**RECORDS PROVIDED**.
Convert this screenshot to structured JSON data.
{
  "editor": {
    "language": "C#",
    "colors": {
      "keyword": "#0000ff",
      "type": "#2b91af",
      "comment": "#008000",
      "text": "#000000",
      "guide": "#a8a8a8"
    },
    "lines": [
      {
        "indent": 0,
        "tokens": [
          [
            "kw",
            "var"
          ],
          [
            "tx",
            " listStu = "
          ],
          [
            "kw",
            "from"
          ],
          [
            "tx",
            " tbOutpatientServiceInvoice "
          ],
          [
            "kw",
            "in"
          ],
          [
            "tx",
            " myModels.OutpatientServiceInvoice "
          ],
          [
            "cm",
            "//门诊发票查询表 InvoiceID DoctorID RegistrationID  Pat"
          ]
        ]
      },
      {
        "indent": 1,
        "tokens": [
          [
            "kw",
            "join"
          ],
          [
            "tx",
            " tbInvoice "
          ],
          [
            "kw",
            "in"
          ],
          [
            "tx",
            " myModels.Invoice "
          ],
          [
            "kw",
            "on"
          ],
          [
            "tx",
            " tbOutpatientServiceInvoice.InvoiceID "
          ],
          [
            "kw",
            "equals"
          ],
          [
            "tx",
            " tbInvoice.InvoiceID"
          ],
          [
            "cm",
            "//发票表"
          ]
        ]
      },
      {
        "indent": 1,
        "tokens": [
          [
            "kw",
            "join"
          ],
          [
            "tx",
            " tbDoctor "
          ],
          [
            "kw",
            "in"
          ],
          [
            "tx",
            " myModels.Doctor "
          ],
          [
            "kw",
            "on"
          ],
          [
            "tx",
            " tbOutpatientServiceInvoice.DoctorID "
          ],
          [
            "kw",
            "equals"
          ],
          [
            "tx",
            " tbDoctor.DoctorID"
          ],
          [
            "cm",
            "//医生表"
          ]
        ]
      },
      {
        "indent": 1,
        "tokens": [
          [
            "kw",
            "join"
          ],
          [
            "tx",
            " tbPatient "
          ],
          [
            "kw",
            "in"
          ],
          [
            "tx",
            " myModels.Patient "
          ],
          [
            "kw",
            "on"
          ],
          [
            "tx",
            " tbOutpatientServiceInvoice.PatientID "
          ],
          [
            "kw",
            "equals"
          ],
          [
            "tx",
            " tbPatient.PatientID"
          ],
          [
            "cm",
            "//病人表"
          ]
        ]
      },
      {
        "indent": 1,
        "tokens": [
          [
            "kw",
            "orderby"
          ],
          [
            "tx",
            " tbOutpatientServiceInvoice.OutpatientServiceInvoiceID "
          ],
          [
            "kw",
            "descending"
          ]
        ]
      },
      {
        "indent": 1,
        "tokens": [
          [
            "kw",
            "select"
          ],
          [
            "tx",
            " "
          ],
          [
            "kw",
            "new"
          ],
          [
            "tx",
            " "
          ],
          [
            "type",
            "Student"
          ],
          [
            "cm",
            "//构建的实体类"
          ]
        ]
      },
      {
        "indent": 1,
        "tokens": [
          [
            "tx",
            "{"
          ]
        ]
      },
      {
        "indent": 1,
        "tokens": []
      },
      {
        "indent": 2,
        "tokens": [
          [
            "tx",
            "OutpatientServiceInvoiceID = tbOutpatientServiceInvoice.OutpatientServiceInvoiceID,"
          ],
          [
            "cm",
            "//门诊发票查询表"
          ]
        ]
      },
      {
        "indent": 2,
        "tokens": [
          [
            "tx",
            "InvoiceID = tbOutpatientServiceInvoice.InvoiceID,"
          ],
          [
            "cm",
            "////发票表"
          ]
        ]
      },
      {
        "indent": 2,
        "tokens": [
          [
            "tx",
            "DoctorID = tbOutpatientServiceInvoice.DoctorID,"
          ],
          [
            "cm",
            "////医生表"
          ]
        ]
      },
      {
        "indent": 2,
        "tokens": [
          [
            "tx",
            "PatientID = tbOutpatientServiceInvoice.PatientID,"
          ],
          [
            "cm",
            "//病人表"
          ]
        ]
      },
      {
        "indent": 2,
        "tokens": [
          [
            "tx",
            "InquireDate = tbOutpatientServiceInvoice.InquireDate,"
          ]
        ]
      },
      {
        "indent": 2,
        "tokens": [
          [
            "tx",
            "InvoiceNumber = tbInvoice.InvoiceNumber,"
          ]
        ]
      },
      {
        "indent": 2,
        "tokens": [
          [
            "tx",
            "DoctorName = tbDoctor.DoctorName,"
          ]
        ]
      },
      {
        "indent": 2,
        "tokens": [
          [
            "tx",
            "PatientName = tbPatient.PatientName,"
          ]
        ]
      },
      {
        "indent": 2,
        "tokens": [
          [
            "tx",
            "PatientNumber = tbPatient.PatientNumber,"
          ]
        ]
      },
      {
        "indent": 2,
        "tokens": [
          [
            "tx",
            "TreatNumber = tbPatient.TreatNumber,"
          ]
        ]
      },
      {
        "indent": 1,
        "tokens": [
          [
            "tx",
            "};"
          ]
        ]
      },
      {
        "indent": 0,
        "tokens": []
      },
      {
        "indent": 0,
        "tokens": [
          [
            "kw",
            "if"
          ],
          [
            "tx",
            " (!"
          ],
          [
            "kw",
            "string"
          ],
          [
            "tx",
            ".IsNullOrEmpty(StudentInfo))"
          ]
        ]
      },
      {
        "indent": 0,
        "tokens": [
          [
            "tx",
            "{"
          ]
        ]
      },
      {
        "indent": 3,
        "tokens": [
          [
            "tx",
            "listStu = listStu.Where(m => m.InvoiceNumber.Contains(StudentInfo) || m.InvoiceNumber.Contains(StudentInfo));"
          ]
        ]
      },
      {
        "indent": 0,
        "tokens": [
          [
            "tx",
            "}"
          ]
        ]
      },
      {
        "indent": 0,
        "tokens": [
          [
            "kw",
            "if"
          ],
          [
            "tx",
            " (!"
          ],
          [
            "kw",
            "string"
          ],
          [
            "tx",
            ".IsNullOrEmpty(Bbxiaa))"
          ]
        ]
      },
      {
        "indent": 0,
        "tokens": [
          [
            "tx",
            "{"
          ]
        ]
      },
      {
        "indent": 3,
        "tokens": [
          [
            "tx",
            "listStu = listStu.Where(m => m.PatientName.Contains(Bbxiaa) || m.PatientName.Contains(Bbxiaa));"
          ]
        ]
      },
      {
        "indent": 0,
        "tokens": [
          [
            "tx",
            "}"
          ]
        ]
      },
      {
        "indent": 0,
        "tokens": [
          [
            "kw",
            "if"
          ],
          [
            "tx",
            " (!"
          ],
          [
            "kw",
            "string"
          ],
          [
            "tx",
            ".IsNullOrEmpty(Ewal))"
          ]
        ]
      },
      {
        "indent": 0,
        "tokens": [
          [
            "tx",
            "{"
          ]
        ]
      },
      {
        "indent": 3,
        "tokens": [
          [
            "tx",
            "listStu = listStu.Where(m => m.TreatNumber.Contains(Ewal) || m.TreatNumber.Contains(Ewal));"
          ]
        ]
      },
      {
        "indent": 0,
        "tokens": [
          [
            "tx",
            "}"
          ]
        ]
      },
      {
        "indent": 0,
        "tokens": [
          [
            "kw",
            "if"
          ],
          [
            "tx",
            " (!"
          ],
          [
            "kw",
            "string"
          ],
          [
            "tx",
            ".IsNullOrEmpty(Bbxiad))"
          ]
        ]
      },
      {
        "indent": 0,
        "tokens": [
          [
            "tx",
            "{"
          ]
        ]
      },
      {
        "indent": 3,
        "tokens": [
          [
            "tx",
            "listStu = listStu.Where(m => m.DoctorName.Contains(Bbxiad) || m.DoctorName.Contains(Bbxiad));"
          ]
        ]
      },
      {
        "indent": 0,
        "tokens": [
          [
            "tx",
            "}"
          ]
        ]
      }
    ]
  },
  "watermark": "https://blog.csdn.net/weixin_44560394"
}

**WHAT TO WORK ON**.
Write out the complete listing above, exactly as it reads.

**RESULT FOR THIS EXERCISE**.
Convert this screenshot to structured JSON data.
{
  "editor": {
    "language": "C#",
    "colors": {
      "keyword": "#0000ff",
      "type": "#2b91af",
      "comment": "#008000",
      "text": "#000000",
      "guide": "#a8a8a8"
    },
    "lines": [
      {
        "indent": 0,
        "tokens": [
          [
            "kw",
            "var"
          ],
          [
            "tx",
            " listStu = "
          ],
          [
            "kw",
            "from"
          ],
          [
            "tx",
            " tbOutpatientServiceInvoice "
          ],
          [
            "kw",
            "in"
          ],
          [
            "tx",
            " myModels.OutpatientServiceInvoice "
          ],
          [
            "cm",
            "//门诊发票查询表 InvoiceID DoctorID RegistrationID  Pat"
          ]
        ]
      },
      {
        "indent": 1,
        "tokens": [
          [
            "kw",
            "join"
          ],
          [
            "tx",
            " tbInvoice "
          ],
          [
            "kw",
            "in"
          ],
          [
            "tx",
            " myModels.Invoice "
          ],
          [
            "kw",
            "on"
          ],
          [
            "tx",
            " tbOutpatientServiceInvoice.InvoiceID "
          ],
          [
            "kw",
            "equals"
          ],
          [
            "tx",
            " tbInvoice.InvoiceID"
          ],
          [
            "cm",
            "//发票表"
          ]
        ]
      },
      {
        "indent": 1,
        "tokens": [
          [
            "kw",
            "join"
          ],
          [
            "tx",
            " tbDoctor "
          ],
          [
            "kw",
            "in"
          ],
          [
            "tx",
            " myModels.Doctor "
          ],
          [
            "kw",
            "on"
          ],
          [
            "tx",
            " tbOutpatientServiceInvoice.DoctorID "
          ],
          [
            "kw",
            "equals"
          ],
          [
            "tx",
            " tbDoctor.DoctorID"
          ],
          [
            "cm",
            "//医生表"
          ]
        ]
      },
      {
        "indent": 1,
        "tokens": [
          [
            "kw",
            "join"
          ],
          [
            "tx",
            " tbPatient "
          ],
          [
            "kw",
            "in"
          ],
          [
            "tx",
            " myModels.Patient "
          ],
          [
            "kw",
            "on"
          ],
          [
            "tx",
            " tbOutpatientServiceInvoice.PatientID "
          ],
          [
            "kw",
            "equals"
          ],
          [
            "tx",
            " tbPatient.PatientID"
          ],
          [
            "cm",
            "//病人表"
          ]
        ]
      },
      {
        "indent": 1,
        "tokens": [
          [
            "kw",
            "orderby"
          ],
          [
            "tx",
            " tbOutpatientServiceInvoice.OutpatientServiceInvoiceID "
          ],
          [
            "kw",
            "descending"
          ]
        ]
      },
      {
        "indent": 1,
        "tokens": [
          [
            "kw",
            "select"
          ],
          [
            "tx",
            " "
          ],
          [
            "kw",
            "new"
          ],
          [
            "tx",
            " "
          ],
          [
            "type",
            "Student"
          ],
          [
            "cm",
            "//构建的实体类"
          ]
        ]
      },
      {
        "indent": 1,
        "tokens": [
          [
            "tx",
            "{"
          ]
        ]
      },
      {
        "indent": 1,
        "tokens": []
      },
      {
        "indent": 2,
        "tokens": [
          [
            "tx",
            "OutpatientServiceInvoiceID = tbOutpatientServiceInvoice.OutpatientServiceInvoiceID,"
          ],
          [
            "cm",
            "//门诊发票查询表"
          ]
        ]
      },
      {
        "indent": 2,
        "tokens": [
          [
            "tx",
            "InvoiceID = tbOutpatientServiceInvoice.InvoiceID,"
          ],
          [
            "cm",
            "////发票表"
          ]
        ]
      },
      {
        "indent": 2,
        "tokens": [
          [
            "tx",
            "DoctorID = tbOutpatientServiceInvoice.DoctorID,"
          ],
          [
            "cm",
            "////医生表"
          ]
        ]
      },
      {
        "indent": 2,
        "tokens": [
          [
            "tx",
            "PatientID = tbOutpatientServiceInvoice.PatientID,"
          ],
          [
            "cm",
            "//病人表"
          ]
        ]
      },
      {
        "indent": 2,
        "tokens": [
          [
            "tx",
            "InquireDate = tbOutpatientServiceInvoice.InquireDate,"
          ]
        ]
      },
      {
        "indent": 2,
        "tokens": [
          [
            "tx",
            "InvoiceNumber = tbInvoice.InvoiceNumber,"
          ]
        ]
      },
      {
        "indent": 2,
        "tokens": [
          [
            "tx",
            "DoctorName = tbDoctor.DoctorName,"
          ]
        ]
      },
      {
        "indent": 2,
        "tokens": [
          [
            "tx",
            "PatientName = tbPatient.PatientName,"
          ]
        ]
      },
      {
        "indent": 2,
        "tokens": [
          [
            "tx",
            "PatientNumber = tbPatient.PatientNumber,"
          ]
        ]
      },
      {
        "indent": 2,
        "tokens": [
          [
            "tx",
            "TreatNumber = tbPatient.TreatNumber,"
          ]
        ]
      },
      {
        "indent": 1,
        "tokens": [
          [
            "tx",
            "};"
          ]
        ]
      },
      {
        "indent": 0,
        "tokens": []
      },
      {
        "indent": 0,
        "tokens": [
          [
            "kw",
            "if"
          ],
          [
            "tx",
            " (!"
          ],
          [
            "kw",
            "string"
          ],
          [
            "tx",
            ".IsNullOrEmpty(StudentInfo))"
          ]
        ]
      },
      {
        "indent": 0,
        "tokens": [
          [
            "tx",
            "{"
          ]
        ]
      },
      {
        "indent": 3,
        "tokens": [
          [
            "tx",
            "listStu = listStu.Where(m => m.InvoiceNumber.Contains(StudentInfo) || m.InvoiceNumber.Contains(StudentInfo));"
          ]
        ]
      },
      {
        "indent": 0,
        "tokens": [
          [
            "tx",
            "}"
          ]
        ]
      },
      {
        "indent": 0,
        "tokens": [
          [
            "kw",
            "if"
          ],
          [
            "tx",
            " (!"
          ],
          [
            "kw",
            "string"
          ],
          [
            "tx",
            ".IsNullOrEmpty(Bbxiaa))"
          ]
        ]
      },
      {
        "indent": 0,
        "tokens": [
          [
            "tx",
            "{"
          ]
        ]
      },
      {
        "indent": 3,
        "tokens": [
          [
            "tx",
            "listStu = listStu.Where(m => m.PatientName.Contains(Bbxiaa) || m.PatientName.Contains(Bbxiaa));"
          ]
        ]
      },
      {
        "indent": 0,
        "tokens": [
          [
            "tx",
            "}"
          ]
        ]
      },
      {
        "indent": 0,
        "tokens": [
          [
            "kw",
            "if"
          ],
          [
            "tx",
            " (!"
          ],
          [
            "kw",
            "string"
          ],
          [
            "tx",
            ".IsNullOrEmpty(Ewal))"
          ]
        ]
      },
      {
        "indent": 0,
        "tokens": [
          [
            "tx",
            "{"
          ]
        ]
      },
      {
        "indent": 3,
        "tokens": [
          [
            "tx",
            "listStu = listStu.Where(m => m.TreatNumber.Contains(Ewal) || m.TreatNumber.Contains(Ewal));"
          ]
        ]
      },
      {
        "indent": 0,
        "tokens": [
          [
            "tx",
            "}"
          ]
        ]
      },
      {
        "indent": 0,
        "tokens": [
          [
            "kw",
            "if"
          ],
          [
            "tx",
            " (!"
          ],
          [
            "kw",
            "string"
          ],
          [
            "tx",
            ".IsNullOrEmpty(Bbxiad))"
          ]
        ]
      },
      {
        "indent": 0,
        "tokens": [
          [
            "tx",
            "{"
          ]
        ]
      },
      {
        "indent": 3,
        "tokens": [
          [
            "tx",
            "listStu = listStu.Where(m => m.DoctorName.Contains(Bbxiad) || m.DoctorName.Contains(Bbxiad));"
          ]
        ]
      },
      {
        "indent": 0,
        "tokens": [
          [
            "tx",
            "}"
          ]
        ]
      }
    ]
  },
  "watermark": "https://blog.csdn.net/weixin_44560394"
}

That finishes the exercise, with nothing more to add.